The Lisping Dog is a blog by artist and photographer Danica Barreau, covering a wide range of passions such dogs, food, art, photography, and the proper use of the Oxford comma.


In order to create the best portrait of your pet as possible, I need good reference photographs. Obviously, not everyone has access to a professional pet photographer (although, if you’re in Central Ohio, you have ME!) or a fancy camera. That’s absolutely fine. Here are a couple tips and tricks to get good results.


If you’re taking your pictures outside, try to stay out of bright sunshine that will cause harsh shadows. An overcast day is the perfect time to take reference photos! Early morning or late afternoon, when the sun is no longer at its peak, is also a great time. If it is sunny, move your subject into the shadows of something solid, like a building or fence. Put the sun behind you so that your subject is well and evenly lit. 

Don’t take photographs under a tree in bright sunshine or you’ll get “dappled” shade and your subject will have bright and dark spots everywhere! That is very hard to edit correctly.


Try to find as much natural light as possible, like a big window. Have your subject face the window so that you have your back to it or one shoulder and they get all the light or 3/4s of it on their face. If the light is behind them, it will be difficult to get detail in the shadows.

Don’t take photographs at night, where you rely on indoor lighting. It’s the most difficult lighting ever – cameras struggle to get detail in the shadows, incandescent lighting makes everything a weird yellow. If you can, wait until the next day.



The best portraits create an intimacy between the viewer and the subject. That means you have to get to eye-level.



Camera lenses create distortion the closer you are to your subject. That’s how you get some of those “big nose” portraits. Step back a few paces to take your pictures.



While seeing your subject’s beautiful eyes is definitely a positive, you don’t necessarily need a portrait of them staring at you all the time. It’s OK if your subject is looking off into the distance. The trick is to make sure it looks deliberate. So that they’re not just looking slightly over your shoulder but really looking off at an angle. My Finch has a very distinctive aquiline nose so I like portraits of him with a ¾ profile.

If you want direct eye contact, choose a toy or a treat and hold it right above the lens of your camera/phone. This works better than calling their names because they usually get up to come see you!



If you’d like to have more than one subject in your portrait, please PLEASE take reference photos of them in the same light and from the same angle. They don’t all have to be in the same shot at the same time – we all know how difficult it is to get them all to pose simultaneously! I’m more than happy to composite them into one portrait. But it makes the final result so much better if they have the same lighting and angle.


Send me everything. The more pictures, the merrier. Sometimes you have a good pose but their eyes are closed but you have another picture with their eyes open but their tongue out – send them both. Or you have a pose that you like but the color is washed out or has a weird blue cast. But you have another photo that shows the perfect coat color – send them both. Or you have a picture of the scaredy cat but her eyes are super wide open and you like the other one with her eyes partially closed but her chin is missing – send them both. Send them ALL!

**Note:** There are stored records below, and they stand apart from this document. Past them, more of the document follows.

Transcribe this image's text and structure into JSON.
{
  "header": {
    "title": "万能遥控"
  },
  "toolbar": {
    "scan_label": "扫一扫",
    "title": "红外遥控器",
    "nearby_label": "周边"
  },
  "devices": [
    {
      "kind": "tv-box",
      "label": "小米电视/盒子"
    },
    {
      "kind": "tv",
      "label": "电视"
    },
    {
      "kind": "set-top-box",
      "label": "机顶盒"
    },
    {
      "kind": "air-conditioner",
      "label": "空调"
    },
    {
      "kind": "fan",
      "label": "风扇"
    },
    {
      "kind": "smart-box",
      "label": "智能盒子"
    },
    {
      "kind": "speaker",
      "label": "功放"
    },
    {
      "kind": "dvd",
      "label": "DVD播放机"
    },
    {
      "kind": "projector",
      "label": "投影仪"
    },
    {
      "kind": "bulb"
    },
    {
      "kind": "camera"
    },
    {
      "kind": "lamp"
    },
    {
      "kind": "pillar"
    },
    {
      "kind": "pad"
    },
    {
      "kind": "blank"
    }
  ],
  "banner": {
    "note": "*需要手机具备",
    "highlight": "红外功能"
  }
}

I am a professional photographer with top of the line software. Please don’t edit or add filters to the image. You’d be amazed what I can do with your image right out of the camera/phone. Send it to me with as few edits as possible.



Cell phone photographs are just fine. Make sure your phone is set to take photographs in as high resolution as the phone is capable. Don’t worry about special settings like “portrait”. We’re just looking for a clear photograph. When you send me the images in email, attach them to the email instead of embedding them (where they pop up in the body of the email – you want to use the little paper clip). I recommend downloading them to your computer and sending them that way. If you send them directly from your phone, many email programs will compress the images to make them a smaller file size. I want as many pixels as I can get!


*If you have a professional photograph of your pet that you would like me to paint, you will need to get written permission from the photographer.

** If you live in Central Ohio, I offer a reduced session fee to take reference photographs of your pets for paintings. No big equipment or backdrops – just me, a camera, and my experience.